The most exciting thing I learned is that on Wednesday, May 9th there is a ‘special event’ being organized by Transition Asheville & The Food Security Cluster of the Asheville-Buncombe Food Policy Council. A panel of the city and county’s emergency response team and community leaders will discuss ‘FOOD SECURITY in times of Crisis, Transition, and Emergency’. It is billed as a community forum on resilience and emergency preparedness. Those topics are the very essence of this blog. I want to be part of that conversation, and then I want that same conversation to take place right here in the TriCities too! But I cannot attend that day, so here’s a link with all the info, in case you’d like to go. If you do, please contact me when it’s over and let me know what you’ve learned, and how we might initiate that same kind of preparedness on THIS side of the mountain.
Another thing I learned: A lack of water to meet daily needs is a reality today for one in three people around the world. Globally, the problem is getting worse as cities and populations grow, and the needs for water increase in agriculture, industry and households. We are, after all, over 7 BILLION strong and growing! Add to that a warming planet, and we have the makings of water wars in the future. So what can I do about it? Harvest rainwater, of course! And these barrels won’t limit you to a measly 50 gallons either! This company not only sells and installs rain barrels but also the hardware for do it yourselfers- from diverters to telescoping downspouts. I especially liked how these barrels are placed on sturdy platforms, making it easier to use gravity to water your garden with.

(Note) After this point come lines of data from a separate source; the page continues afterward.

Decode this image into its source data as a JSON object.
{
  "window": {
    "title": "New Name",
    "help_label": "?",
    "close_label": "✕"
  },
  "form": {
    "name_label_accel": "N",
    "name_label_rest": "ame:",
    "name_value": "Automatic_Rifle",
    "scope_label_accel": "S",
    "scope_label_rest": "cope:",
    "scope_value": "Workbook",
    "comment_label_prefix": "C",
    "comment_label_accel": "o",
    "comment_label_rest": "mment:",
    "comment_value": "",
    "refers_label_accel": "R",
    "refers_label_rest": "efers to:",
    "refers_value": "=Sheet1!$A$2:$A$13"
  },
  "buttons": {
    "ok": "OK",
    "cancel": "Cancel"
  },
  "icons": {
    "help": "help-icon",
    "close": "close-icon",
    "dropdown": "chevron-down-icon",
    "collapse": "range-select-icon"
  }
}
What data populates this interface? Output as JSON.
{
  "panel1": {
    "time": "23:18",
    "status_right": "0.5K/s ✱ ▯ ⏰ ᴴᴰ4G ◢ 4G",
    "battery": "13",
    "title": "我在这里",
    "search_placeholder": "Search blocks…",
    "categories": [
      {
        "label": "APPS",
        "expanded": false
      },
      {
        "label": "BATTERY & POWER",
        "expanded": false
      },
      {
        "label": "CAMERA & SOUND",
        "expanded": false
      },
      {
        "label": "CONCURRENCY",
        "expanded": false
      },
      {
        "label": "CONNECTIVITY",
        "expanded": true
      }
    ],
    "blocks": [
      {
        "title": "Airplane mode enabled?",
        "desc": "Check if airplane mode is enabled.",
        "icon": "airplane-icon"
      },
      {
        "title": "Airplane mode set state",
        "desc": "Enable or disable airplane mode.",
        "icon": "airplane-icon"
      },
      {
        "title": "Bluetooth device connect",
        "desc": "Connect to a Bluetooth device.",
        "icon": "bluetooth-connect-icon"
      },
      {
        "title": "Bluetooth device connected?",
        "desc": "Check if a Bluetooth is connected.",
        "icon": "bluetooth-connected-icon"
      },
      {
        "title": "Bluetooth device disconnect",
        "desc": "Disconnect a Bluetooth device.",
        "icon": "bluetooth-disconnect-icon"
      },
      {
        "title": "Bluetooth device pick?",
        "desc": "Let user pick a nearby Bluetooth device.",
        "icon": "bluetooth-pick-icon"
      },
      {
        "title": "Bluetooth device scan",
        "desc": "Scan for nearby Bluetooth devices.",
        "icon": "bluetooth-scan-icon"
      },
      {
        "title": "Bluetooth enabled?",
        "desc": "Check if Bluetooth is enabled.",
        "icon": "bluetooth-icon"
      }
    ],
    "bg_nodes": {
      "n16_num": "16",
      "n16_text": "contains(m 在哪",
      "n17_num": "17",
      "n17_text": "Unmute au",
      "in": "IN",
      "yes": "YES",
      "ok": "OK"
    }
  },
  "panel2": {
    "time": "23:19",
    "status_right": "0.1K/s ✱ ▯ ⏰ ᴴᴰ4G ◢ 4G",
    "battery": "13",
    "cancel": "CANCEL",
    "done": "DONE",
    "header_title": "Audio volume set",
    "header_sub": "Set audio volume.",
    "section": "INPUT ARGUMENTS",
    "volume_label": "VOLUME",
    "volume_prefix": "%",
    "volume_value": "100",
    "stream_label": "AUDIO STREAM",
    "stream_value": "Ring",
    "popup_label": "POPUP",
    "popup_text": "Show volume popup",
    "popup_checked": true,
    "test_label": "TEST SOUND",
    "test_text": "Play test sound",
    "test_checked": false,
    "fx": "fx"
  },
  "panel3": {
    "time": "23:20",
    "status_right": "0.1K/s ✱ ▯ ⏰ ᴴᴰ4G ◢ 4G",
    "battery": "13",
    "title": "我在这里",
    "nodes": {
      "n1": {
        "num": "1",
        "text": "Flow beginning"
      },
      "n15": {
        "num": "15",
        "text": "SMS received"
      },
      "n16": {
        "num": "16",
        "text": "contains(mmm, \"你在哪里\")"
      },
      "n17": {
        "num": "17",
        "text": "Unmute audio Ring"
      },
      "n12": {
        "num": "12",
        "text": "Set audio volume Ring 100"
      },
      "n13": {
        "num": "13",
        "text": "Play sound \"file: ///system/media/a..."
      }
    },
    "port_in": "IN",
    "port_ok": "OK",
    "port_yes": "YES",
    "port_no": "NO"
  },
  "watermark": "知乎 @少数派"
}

Of course rain barrels aren’t exactly new…many of our great grandparents collected rainwater in large, underground cisterns. They have long been used in areas where water is scarce, either because it is rare or because it has been depleted due to heavy use. Early on, the water was used for many purposes including cooking, irrigation, and washing. The water could then be accessed with a simple pump or downhill gravity. But harvesting rainwater on any scale, combined with simple conservation efforts like installing low flow shower heads, faucets and toilets, drip irrigation systems and mulching your garden can dramatically lower your water use. If you’re really serious about conserving water though, using a dry composting toilet makes the most sense. Maybe next year the Herb Festival will be selling composted humanure, along with their bags of compost and worm castings.
Of course, there were flowers, vegetables, native plants and trees, hand made soaps, herbal drinks and baked goods (no, I didn’t see any brownies :D), salves, tinctures, pots and, oh yeah- HERBS! Every kind imaginable, including…
All I bought was a bar of herbal/goat’s milk soap and a hardy variety of rosemary plant to replace the one we lost this winter. If you don’t want to, or can’t, grow a full garden, consider growing a simple pot of basil or your favorite herb on the windowsill. You’ll save money over the overpriced, over-packaged herbs found at the grocery store, and yours will be so much fresher! By the way, herbs can be easily dried by placing them in a paper bag, stem and all, allowing you to cook with them year round. Herbs are considered the ‘gateway drugs’ to big gardens though, so be very careful!